Community Voices Heard (CVH), a grassroots organization founded in 1994 to advocate for social, economic, and racial justice, organized the rally which was attended by hundreds of NYCHA residents and supporters from local community organizations and labor unions.
While the Mayor recently allocated $1 billion over the next ten years for roofing repairs at select NYCHA buildings, approximately $9.4 billion is needed for infrastructure repairs throughout all developments. This lack of funding results in exposing thousands of NYCHA residents to unhealthy living conditions, with toxic mold found in buildings and the absence of heat and hot water.
“NYCHA is making me sick,” the crowd chanted as Afua Atta-Mensah, the Executive Director of Community Voices Heard, stated, “25% of children who live in NYCHA have asthma as compared to 10% citywide. Our children cannot wait 10 years, now with federal budget cuts looming, New York City must take bold action to preserve public housing.” She added that a NYCHA infrastructure repair program would also produce jobs, “creating pathways to union jobs and keeping NYCHA strong for the next generation of New Yorkers.”
“This is inexcusable. NYCHA is making us sick. If private landlords kept their buildings the same way NYCHA keeps theirs, they would be sent away in handcuffs. Why should we live this way, why should this be acceptable?” NYCHA resident Claudia Perez asked.
“NYCHA plays a significant role in meeting our affordable housing needs, and all buildings should be fully functioning. With the health and safety of thousands of NYCHA residents at stake, we have a moral responsibility to make these improvements. A $1 billion infusion to help bring housing conditions to adequate standards is not just an investment in our brick-and-mortar structures and a creator of quality union jobs, but also an investment in the health of the next generation of New Yorkers—something we cannot put a price tag on,” Council Member Debi Rose said.

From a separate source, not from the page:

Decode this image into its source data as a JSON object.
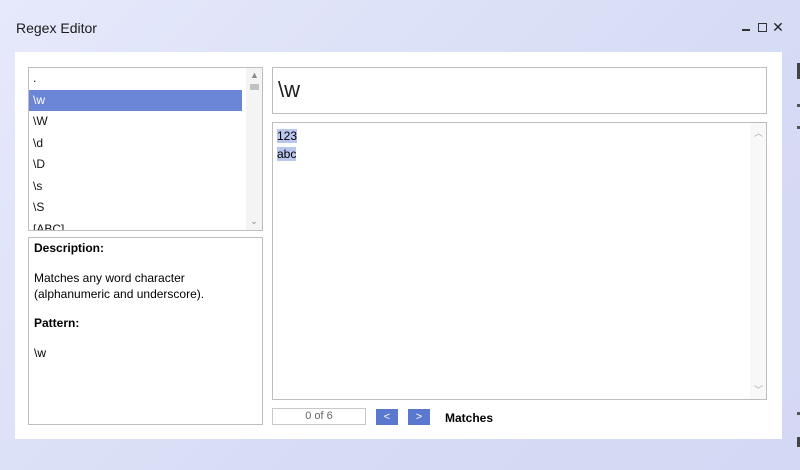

Rally organizers will continue to hold meetings to build leadership in public housing and are coordinating a “Call the Mayor” campaign.